Work request:
Give the number of lines in this listing that contain "thiện", with no other words.
>>>
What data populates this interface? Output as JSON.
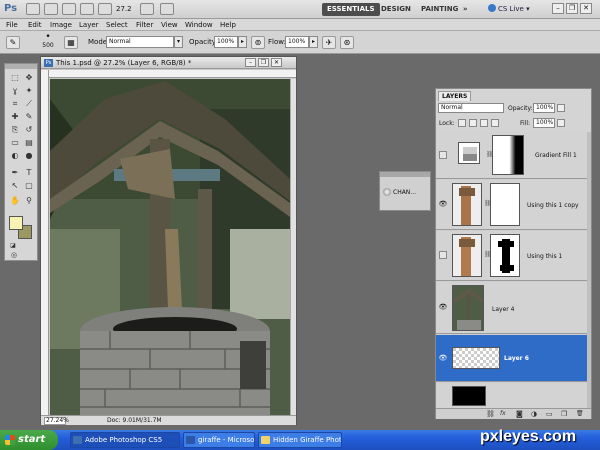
{
  "app": {
    "logo": "Ps",
    "zoom_value": "27.2",
    "workspaces": [
      "ESSENTIALS",
      "DESIGN",
      "PAINTING"
    ],
    "more": "»",
    "cslive": "CS Live",
    "cslive_arrow": "▾"
  },
  "menu": [
    "File",
    "Edit",
    "Image",
    "Layer",
    "Select",
    "Filter",
    "View",
    "Window",
    "Help"
  ],
  "options": {
    "brush_size": "500",
    "mode_label": "Mode:",
    "mode_value": "Normal",
    "opacity_label": "Opacity:",
    "opacity_value": "100%",
    "flow_label": "Flow:",
    "flow_value": "100%"
  },
  "toolbox": {
    "icons": [
      "marquee-icon",
      "move-icon",
      "lasso-icon",
      "magic-wand-icon",
      "crop-icon",
      "eyedropper-icon",
      "healing-icon",
      "brush-icon",
      "clone-stamp-icon",
      "history-brush-icon",
      "eraser-icon",
      "gradient-icon",
      "blur-icon",
      "dodge-icon",
      "pen-icon",
      "type-icon",
      "path-select-icon",
      "shape-icon",
      "hand-icon",
      "zoom-icon"
    ],
    "glyphs": [
      "⬚",
      "✥",
      "ɣ",
      "✦",
      "⌗",
      "⟋",
      "✚",
      "✎",
      "⎘",
      "↺",
      "▭",
      "▤",
      "◐",
      "●",
      "✒",
      "T",
      "↖",
      "▢",
      "✋",
      "⚲"
    ],
    "foreground_color": "#f7f3b2",
    "background_color": "#9b9862"
  },
  "document": {
    "title": "This 1.psd @ 27.2% (Layer 6, RGB/8) *",
    "zoom": "27.24%",
    "doc_info": "Doc: 9.01M/31.7M"
  },
  "channels_panel": {
    "label": "CHAN..."
  },
  "layers": {
    "tab": "LAYERS",
    "blend_mode": "Normal",
    "opacity_label": "Opacity:",
    "opacity_value": "100%",
    "lock_label": "Lock:",
    "fill_label": "Fill:",
    "fill_value": "100%",
    "items": [
      {
        "name": "Gradient Fill 1",
        "visible": false,
        "selected": false
      },
      {
        "name": "Using this 1 copy",
        "visible": true,
        "selected": false
      },
      {
        "name": "Using this 1",
        "visible": false,
        "selected": false
      },
      {
        "name": "Layer 4",
        "visible": true,
        "selected": false
      },
      {
        "name": "Layer 6",
        "visible": true,
        "selected": true
      },
      {
        "name": "",
        "visible": false,
        "selected": false
      }
    ],
    "footer_icons": [
      "link-icon",
      "fx-icon",
      "mask-icon",
      "adjustment-icon",
      "folder-icon",
      "new-layer-icon",
      "trash-icon"
    ],
    "footer_glyphs": [
      "⛓",
      "fx",
      "◙",
      "◑",
      "▭",
      "❐",
      "🗑"
    ]
  },
  "taskbar": {
    "start": "start",
    "tasks": [
      "Adobe Photoshop CS5",
      "giraffe - Microsoft Word",
      "Hidden Giraffe Photos..."
    ]
  },
  "watermark": "pxleyes.com"
}
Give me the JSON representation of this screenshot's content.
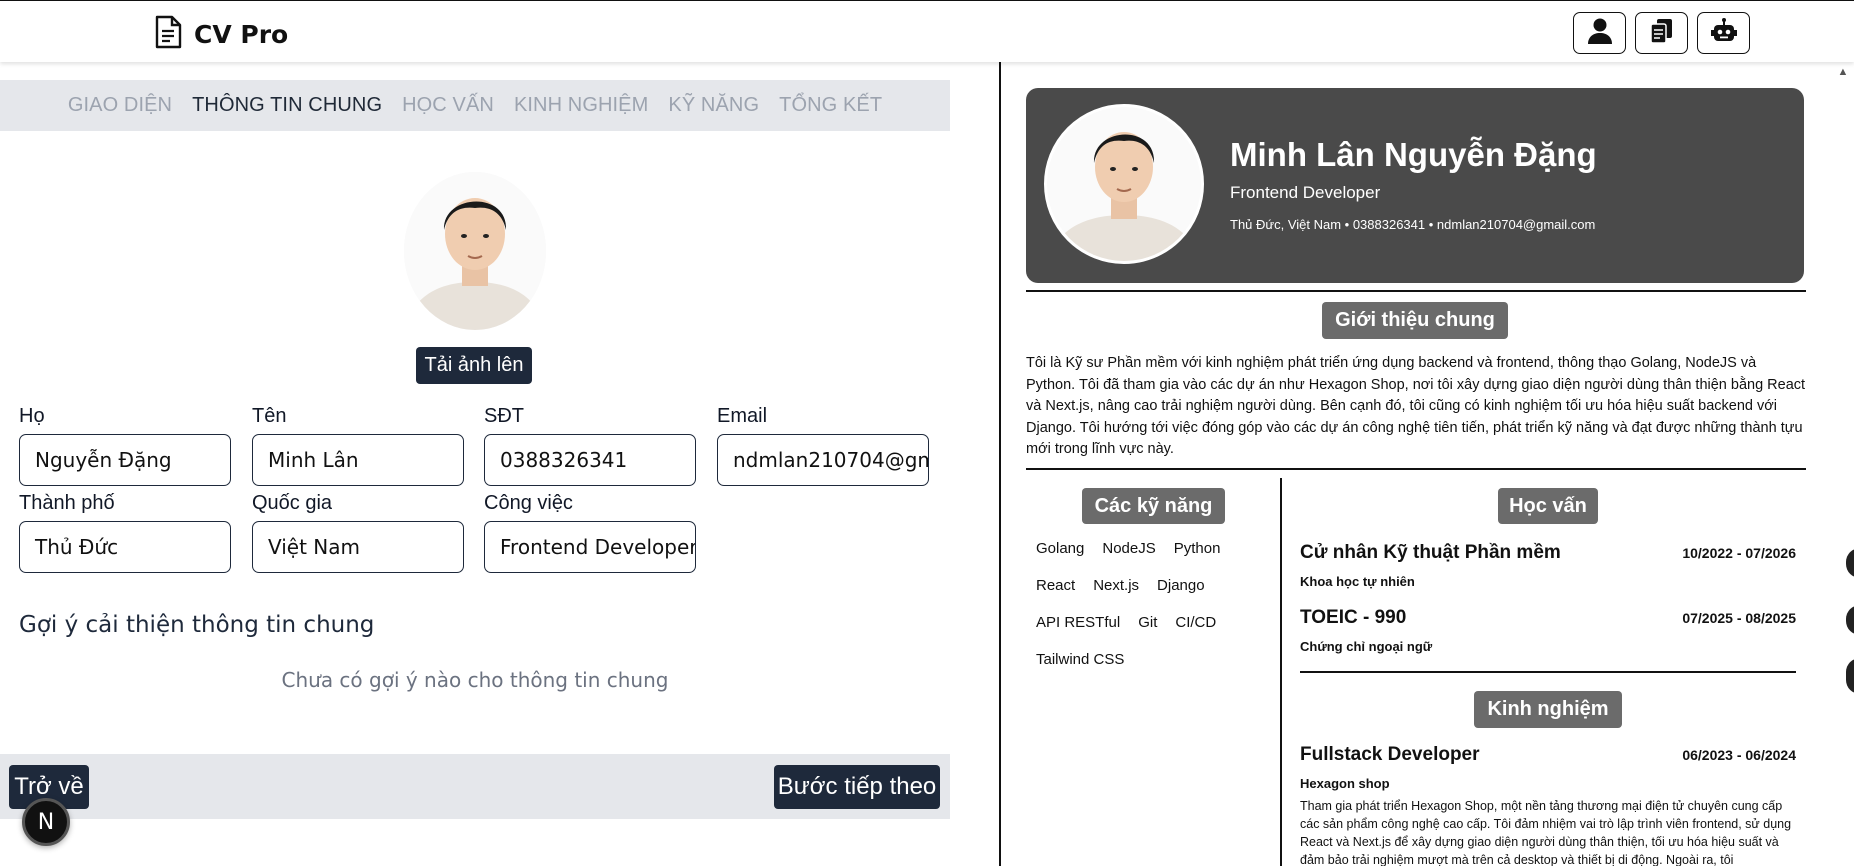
{
  "app": {
    "title": "CV Pro"
  },
  "top_actions": [
    "user-icon",
    "copy-icon",
    "robot-icon"
  ],
  "tabs": [
    "GIAO DIỆN",
    "THÔNG TIN CHUNG",
    "HỌC VẤN",
    "KINH NGHIỆM",
    "KỸ NĂNG",
    "TỔNG KẾT"
  ],
  "active_tab": "THÔNG TIN CHUNG",
  "upload_label": "Tải ảnh lên",
  "fields": {
    "last_name": {
      "label": "Họ",
      "value": "Nguyễn Đặng"
    },
    "first_name": {
      "label": "Tên",
      "value": "Minh Lân"
    },
    "phone": {
      "label": "SĐT",
      "value": "0388326341"
    },
    "email": {
      "label": "Email",
      "value": "ndmlan210704@gmail.com"
    },
    "city": {
      "label": "Thành phố",
      "value": "Thủ Đức"
    },
    "country": {
      "label": "Quốc gia",
      "value": "Việt Nam"
    },
    "job": {
      "label": "Công việc",
      "value": "Frontend Developer"
    }
  },
  "suggestions": {
    "title": "Gợi ý cải thiện thông tin chung",
    "empty": "Chưa có gợi ý nào cho thông tin chung"
  },
  "nav": {
    "back": "Trở về",
    "next": "Bước tiếp theo",
    "badge": "N"
  },
  "cv": {
    "name": "Minh Lân Nguyễn Đặng",
    "job": "Frontend Developer",
    "contact": "Thủ Đức, Việt Nam • 0388326341 • ndmlan210704@gmail.com",
    "intro_title": "Giới thiệu chung",
    "intro": "Tôi là Kỹ sư Phần mềm với kinh nghiệm phát triển ứng dụng backend và frontend, thông thạo Golang, NodeJS và Python. Tôi đã tham gia vào các dự án như Hexagon Shop, nơi tôi xây dựng giao diện người dùng thân thiện bằng React và Next.js, nâng cao trải nghiệm người dùng. Bên cạnh đó, tôi cũng có kinh nghiệm tối ưu hóa hiệu suất backend với Django. Tôi hướng tới việc đóng góp vào các dự án công nghệ tiên tiến, phát triển kỹ năng và đạt được những thành tựu mới trong lĩnh vực này.",
    "skills_title": "Các kỹ năng",
    "skills": [
      "Golang",
      "NodeJS",
      "Python",
      "React",
      "Next.js",
      "Django",
      "API RESTful",
      "Git",
      "CI/CD",
      "Tailwind CSS"
    ],
    "education_title": "Học vấn",
    "education": [
      {
        "title": "Cử nhân Kỹ thuật Phần mềm",
        "date": "10/2022 - 07/2026",
        "sub": "Khoa học tự nhiên"
      },
      {
        "title": "TOEIC - 990",
        "date": "07/2025 - 08/2025",
        "sub": "Chứng chỉ ngoại ngữ"
      }
    ],
    "experience_title": "Kinh nghiệm",
    "experience": [
      {
        "title": "Fullstack Developer",
        "date": "06/2023 - 06/2024",
        "sub": "Hexagon shop",
        "desc": "Tham gia phát triển Hexagon Shop, một nền tảng thương mại điện tử chuyên cung cấp các sản phẩm công nghệ cao cấp. Tôi đảm nhiệm vai trò lập trình viên frontend, sử dụng React và Next.js để xây dựng giao diện người dùng thân thiện, tối ưu hóa hiệu suất và đảm bảo trải nghiệm mượt mà trên cả desktop và thiết bị di động. Ngoài ra, tôi"
      }
    ]
  }
}
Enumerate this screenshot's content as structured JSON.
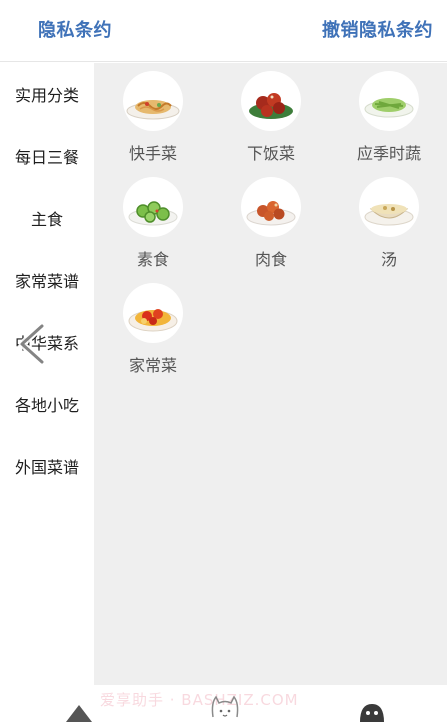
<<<
Task response:
3